I arrived in New York on Thursday evening. My lecture was Friday afternoon. I was able to reconnect with old faculty. It was a bit strange being on the “other side.” I was once a resident, but I came back as a person who could speak about my real-world experience in the orthodontic field.
My lecture focused on the practical aspects of running a practice. In residency, you concentrate on the actual practices of orthodontics. There isn’t much discussion on running an office, training staff, or dealing with insurance. I learned a lot the hard way. Hopefully I was able to help the residents avoid some of the struggles I faced. I think I may have put them into information overload, though. I had so much to tell them, and so many slides. I think next time I’ll simplify the information and concentrate on fewer topics. I was invited back to lecture regularly, and I’ll be there again in May.
The rest of the weekend in New York City was a lot of fun. I was able to see my sister, her husband, and my cousin, as well as some old friends. I stayed in a really cool hotel. It was a Holiday Inn with an exclusive nightclub. They played really loud music in the lobby, which was pretty cool. The hotel was in the lower east side of Manhattan, and I had to do a lot of walking to get to where my friends were. Strangely enough, I actually missed walking. It was nice to get out and around the city. I got to visit my old favorite bagel place and coffee place. Being there made me miss the city.

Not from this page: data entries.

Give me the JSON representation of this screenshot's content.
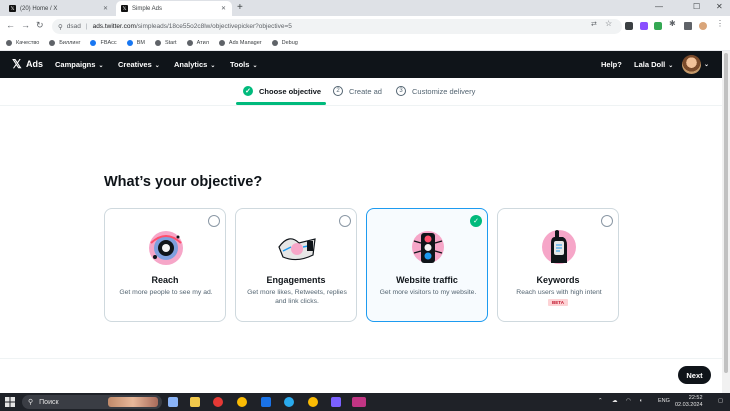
{
  "browser": {
    "tabs": [
      {
        "title": "(20) Home / X",
        "favicon": "x-logo-icon",
        "active": false
      },
      {
        "title": "Simple Ads",
        "favicon": "x-logo-icon",
        "active": true
      }
    ],
    "new_tab": "+",
    "url_prefix": "dsad",
    "url_host": "ads.twitter.com",
    "url_path": "/simpleads/18ce55o2c8lw/objectivepicker?objective=5",
    "bookmarks": [
      "Качество",
      "Биллинг",
      "FBAcc",
      "BM",
      "Start",
      "Атил",
      "Ads Manager",
      "Debug"
    ]
  },
  "header": {
    "brand": "Ads",
    "nav": [
      "Campaigns",
      "Creatives",
      "Analytics",
      "Tools"
    ],
    "help": "Help?",
    "user": "Lala Doll"
  },
  "stepper": {
    "steps": [
      {
        "num": "",
        "label": "Choose objective",
        "state": "done"
      },
      {
        "num": "2",
        "label": "Create ad",
        "state": "todo"
      },
      {
        "num": "3",
        "label": "Customize delivery",
        "state": "todo"
      }
    ]
  },
  "main": {
    "title": "What’s your objective?",
    "cards": [
      {
        "title": "Reach",
        "desc": "Get more people to see my ad.",
        "selected": false,
        "icon": "reach-illustration-icon"
      },
      {
        "title": "Engagements",
        "desc": "Get more likes, Retweets, replies and link clicks.",
        "selected": false,
        "icon": "engagements-illustration-icon"
      },
      {
        "title": "Website traffic",
        "desc": "Get more visitors to my website.",
        "selected": true,
        "icon": "website-traffic-illustration-icon"
      },
      {
        "title": "Keywords",
        "desc": "Reach users with high intent",
        "badge": "BETA",
        "selected": false,
        "icon": "keywords-illustration-icon"
      }
    ],
    "next_label": "Next"
  },
  "taskbar": {
    "search_placeholder": "Поиск",
    "lang": "ENG",
    "time": "22:52",
    "date": "02.03.2024"
  },
  "colors": {
    "accent_green": "#00ba7c",
    "selected_border": "#1d9bf0",
    "header_bg": "#0f1419"
  }
}
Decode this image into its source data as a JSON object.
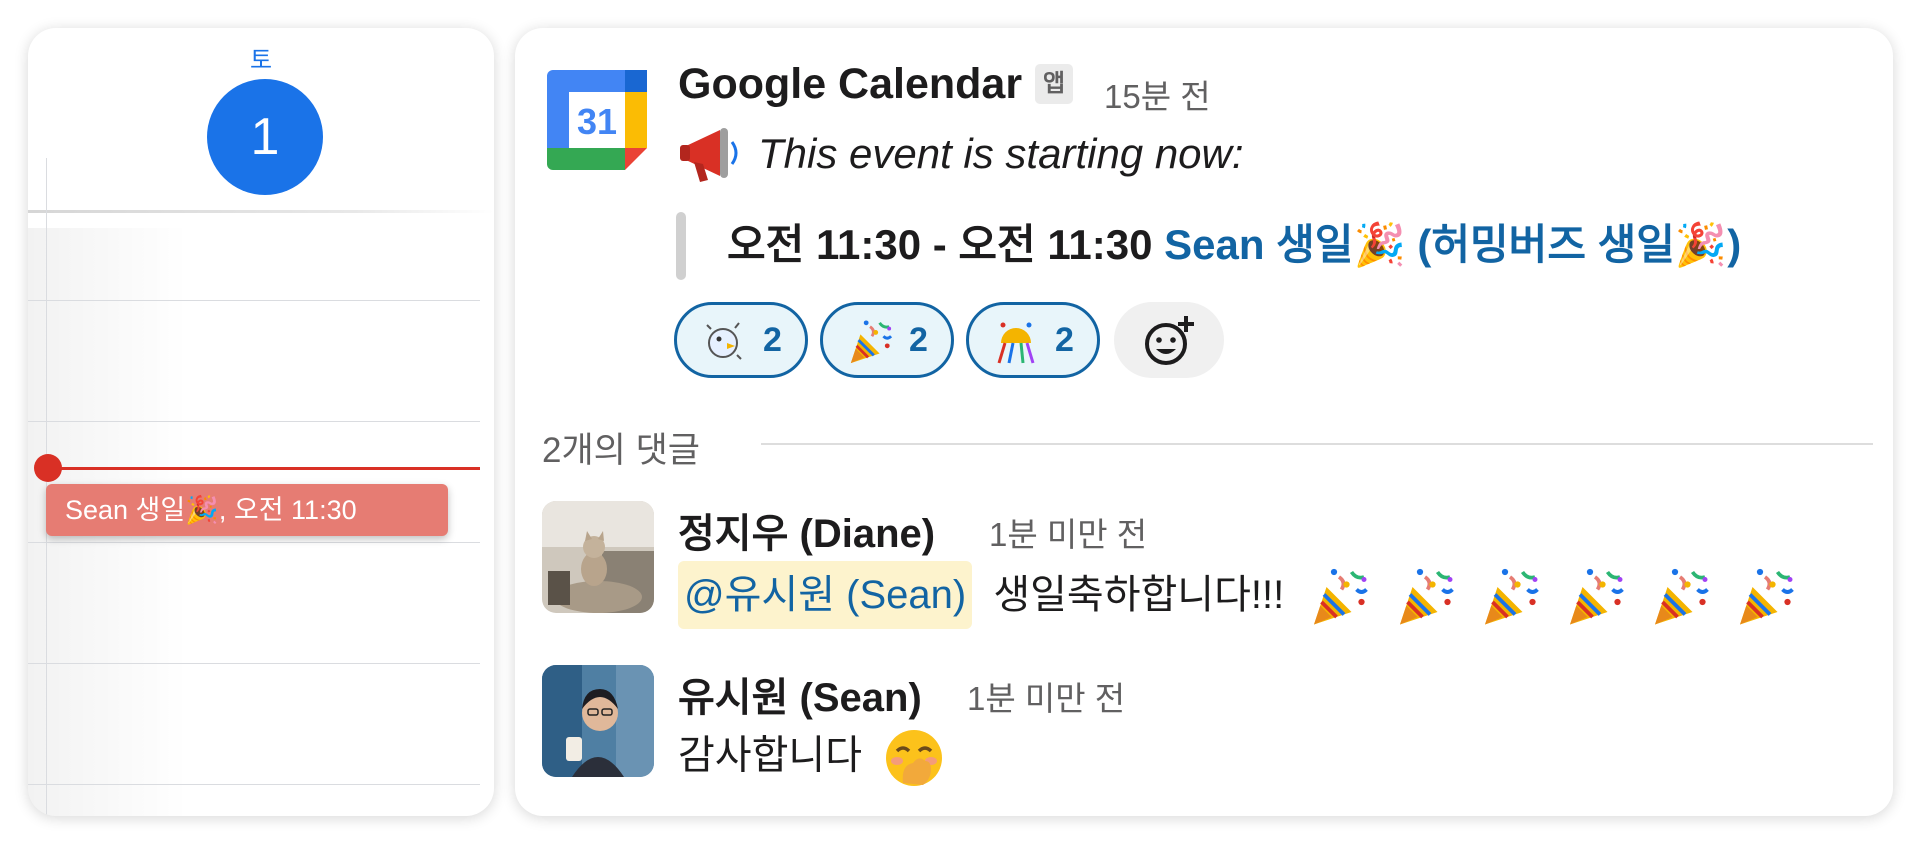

I really enjoyed giving my lecture, and I think it went well. Giving lectures is a great motivator to keep me sharp and up-to-date. It also helped me realize that I would like to teach someday. I find it very fulfilling, and the residents seemed to appreciate my lecture. They probably don’t realize it now, but eventually the information I gave them will be incredibly useful. Running a practices is not easy, and maybe someday, as a professor, I can help prepare residents for the reality of working in the orthodontic field.